Here’s an idea of how I’m doing compared to Dennis Yong’s Big Year in 2006. I’m 132 ahead of where Dennis was at this stage in his Big Year, but he had a really big April, with his first visit to Sabah in that month, so I am not lulled into complacency!
Dennis’s April total will be hard to match!
The month really got going during the first day of a Taiwanese group tour on the 7th, when we found a fruiting tree at Sungai Sedim festooned with flowerpeckers, including at least four of the near mythical Scarlet-breasted Flowerpecker, as well as a briefly visiting Thick-billed Flowerpecker. We also managed an early morning Blue-banded Kingfisher. Good as it was, the day would have been even better had I managed to get onto a male Asian Emerald Cuckoo seen briefly by Mun and Hor Kee, but then you can’t see ’em all! A few days in Taiping and up Bukit Larut enabled me to whittle down my list of still-wanted montane birds, with Pygmy Cupwing, Silver-breasted Broadbill, Speckled Piculet and both Siberian and Orange-headed Thrush being added. A male Banded Kingfisher and a very close Malaysian Honeyguide (my third for the year!) were nice bonuses. In Taiping I was pleased to add Grey-capped Woodpecker but frustrated to miss an Oriental/Himalayan Cuckoo seen by others in the group. Cuckoos were fast becoming my bogey bird family!

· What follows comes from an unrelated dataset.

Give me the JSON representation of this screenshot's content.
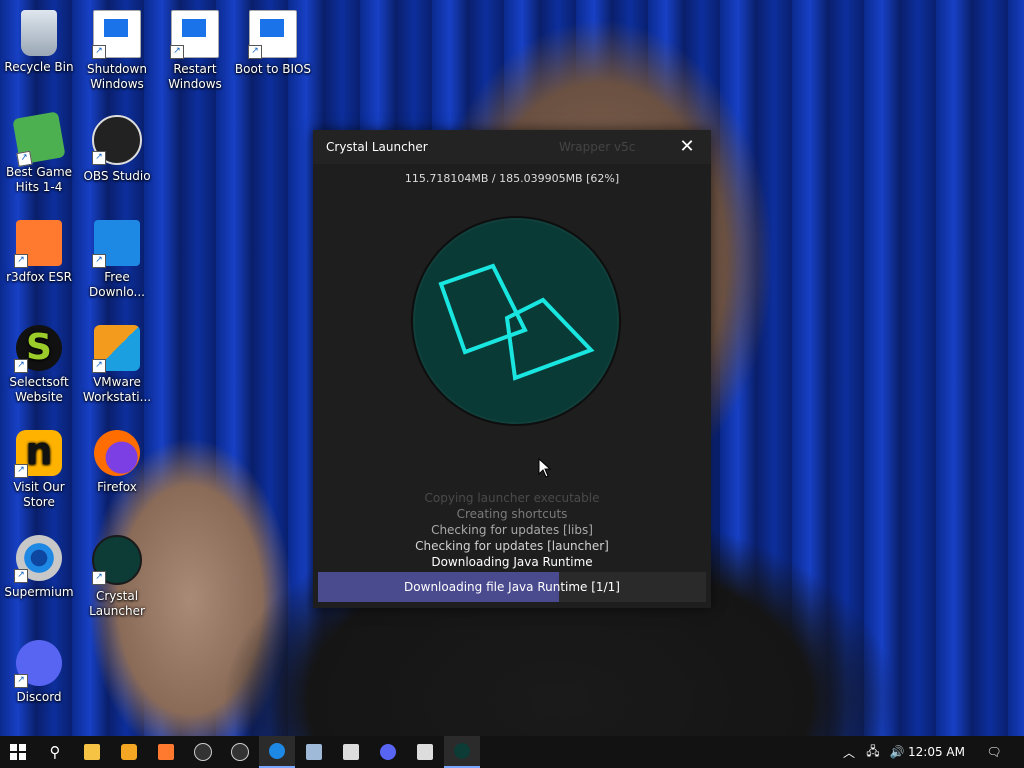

A lengthy list of montane specialities recorded at Cameron Highlands by Lau Jiasheng proved too tempting to resist; I drove down late on the 16th and spent the remainder of the night attempting to sleep in the car on the very cold slopes of Gunung Brinchang. All the shivering was worth it as I managed a stunning round-up of scarcities at dawn the next day, including Wedge-tailed Pigeon, Pygmy Blue Flycatcher, Rufous-vented Niltava, Chinese Sparrowhawk and Asian House Martin. Barred Cuckoo-Dove eluded me for the second trip in succession, as did Sunda Cuckoo and Rusty-naped Pitta, both heard but not seen.
In between major trips, I tried to catch up on gaps that might prove hard to fill later in the year, and I was especially pleased to add Indian Pond-Heron and Korean Flycatcher at local venues.
Another raid on Perlis’s riches with Mun on the 21st proved a success overall, although we missed two of my much-wanted targets – Orange-breasted Pigeon and Dusky Crag Martin (where are they these days?). We scored Racket-tailed Treepie and Thick-billed Warbler (at last!) at Timah Tasoh, and then had an inspired time scouring the isolated mature rubber plots on the hilltops of Chuping for migrants, the pick of which were an adult Hodgson’s Hawk-Cuckoo and an adult male Zappey’s Flycatcher – my 400th species for the year. A showy Grey-capped Woodpecker and a repeat viewing of the Green Sandpiper were nice bonuses.
Another short tour saw me at Taman Negara from 23-27th, via Ulu Kali where I picked up Rufous-winged Fulvetta, which had eluded me twice at Cameron Highlands. Even though the National Park was desperately dry and bird activity relatively low, I still managed 43 new birds for the year in three and half days, the pick of which were Crested Fireback, Crested Partridge, Blyth’s Frogmouth, Helmeted Hornbill, Malaysian Rail-babbler and Red-legged Crake. An adult Rufous-bellied Eagle flying over the car on my way back proved to be the last new bird of the month, with plenty of birds still to go back for later in the year.
April is on the doorstep, when I will be turning my attention to the spring seabird passage and spending some time in Sabah (sadly mostly in oil palm rather than in good forest). Other than that, there are still a few scarce migrants I’d be glad to see, so please let me know if you find anything good!